The placement lists shrink, the names turn obscure, monthly allowance vanishes in a week, something is not right. In a nutshell, money is missing. This is the average young person’s view on the crisis.
The papers, the economists and the experts have analyzed the crisis to the point of exhaustion, and every contradictory point of view has been debated, supported and torn down. They discuss hundreds of theories that economics has spewed out, they talk about the definition and squabble about the semantics of it – is it a recession or is it a downturn? Speculations are unending about when the economy will rise again.
For the young world, definitions are irrelevant. We are not scholars or intellectuals, we are the masses. For us, the name of this situation is secondary to the solution. As far as we are concerned, what we see exemplifies the crisis perfectly – no work, no money. That is the extent of this issue. And our high school civics textbooks have more than sufficiently highlighted the many vices of unemployment.
Then we hear and read about the many hundreds of theories being pushed around. Yes, we understand how stimulating the economy might help, how increasing money supply is now the only option left. We do agree that these things will have a positive impact in the Long Run. But we don’t see these processed in action, the invisible hand is truly invisible and for the youth, inadequate.
What we want, need and strive for is practical solutions. In the practical world, we see our friends, our brothers and sisters, our families not being able to find jobs, unemployed, underemployed, settling for any job they can find. To ensure the same fate does not hit us, we are constantly reinventing ourselves, trying to do anything and everything to set ourselves apart from the mediocre – be it through extra classes, pursuing a higher degree, doing double degrees, more professional courses, dance lessons, internships. A perfect example would be the ricocheting level of competition in higher education. Everybody would rather pursue a Master’s degree than jump into work directly. And this means more demand for higher education and far more competition. And thus the need for flexibility.
We feel all organizations should be doing the same – being flexible, reinventing, offering more for less and being more efficient. Which is easy for the smaller companies, but for the rigid MNCs, it is a long and arduous process.

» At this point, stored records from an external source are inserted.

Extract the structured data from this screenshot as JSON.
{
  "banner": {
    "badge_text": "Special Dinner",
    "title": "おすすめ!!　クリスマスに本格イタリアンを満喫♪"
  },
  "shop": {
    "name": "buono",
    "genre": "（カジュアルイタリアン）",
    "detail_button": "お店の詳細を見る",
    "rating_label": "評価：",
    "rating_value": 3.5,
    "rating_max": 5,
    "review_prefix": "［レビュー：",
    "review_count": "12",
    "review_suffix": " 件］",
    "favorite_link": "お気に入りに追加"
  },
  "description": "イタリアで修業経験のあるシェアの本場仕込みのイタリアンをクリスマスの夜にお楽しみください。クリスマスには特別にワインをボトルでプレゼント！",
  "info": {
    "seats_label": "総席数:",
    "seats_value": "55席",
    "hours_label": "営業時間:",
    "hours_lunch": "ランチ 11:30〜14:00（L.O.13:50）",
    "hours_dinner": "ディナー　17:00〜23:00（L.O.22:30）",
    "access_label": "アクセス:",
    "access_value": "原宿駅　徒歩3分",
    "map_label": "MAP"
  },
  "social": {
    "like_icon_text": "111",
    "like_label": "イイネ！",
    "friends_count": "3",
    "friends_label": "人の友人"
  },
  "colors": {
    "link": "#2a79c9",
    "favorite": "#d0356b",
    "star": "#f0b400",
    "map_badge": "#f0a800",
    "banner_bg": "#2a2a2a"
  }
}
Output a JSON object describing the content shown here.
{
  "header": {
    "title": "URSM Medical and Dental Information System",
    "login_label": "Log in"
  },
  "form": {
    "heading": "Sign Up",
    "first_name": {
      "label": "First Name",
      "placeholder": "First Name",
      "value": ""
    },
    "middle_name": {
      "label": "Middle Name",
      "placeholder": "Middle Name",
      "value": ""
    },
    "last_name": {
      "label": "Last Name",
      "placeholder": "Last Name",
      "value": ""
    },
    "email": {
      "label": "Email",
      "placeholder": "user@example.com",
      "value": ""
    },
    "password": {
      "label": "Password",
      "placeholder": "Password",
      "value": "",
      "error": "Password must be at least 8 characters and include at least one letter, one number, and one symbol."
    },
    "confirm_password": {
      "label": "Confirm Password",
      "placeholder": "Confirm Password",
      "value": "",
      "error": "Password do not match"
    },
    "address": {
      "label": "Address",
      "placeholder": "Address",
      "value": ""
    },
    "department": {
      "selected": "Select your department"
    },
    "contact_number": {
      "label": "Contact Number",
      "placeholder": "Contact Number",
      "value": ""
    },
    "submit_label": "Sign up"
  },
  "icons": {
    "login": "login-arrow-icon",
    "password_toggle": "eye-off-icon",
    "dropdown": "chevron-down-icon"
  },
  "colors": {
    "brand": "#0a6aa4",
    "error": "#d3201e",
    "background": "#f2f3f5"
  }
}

The way we see it, this crisis has its upsides. It makes the world and us re-evaluate the bubble we were living in, get realistic and become better equipped to handle the cut-throat competition that has emerged from the downturn. Natural Selection has spoken and no harm can come from that. Although socialism and the welfare state exist to buffer the impacts of this natural selection, they can do so only for a while. The world is going to catch up with us.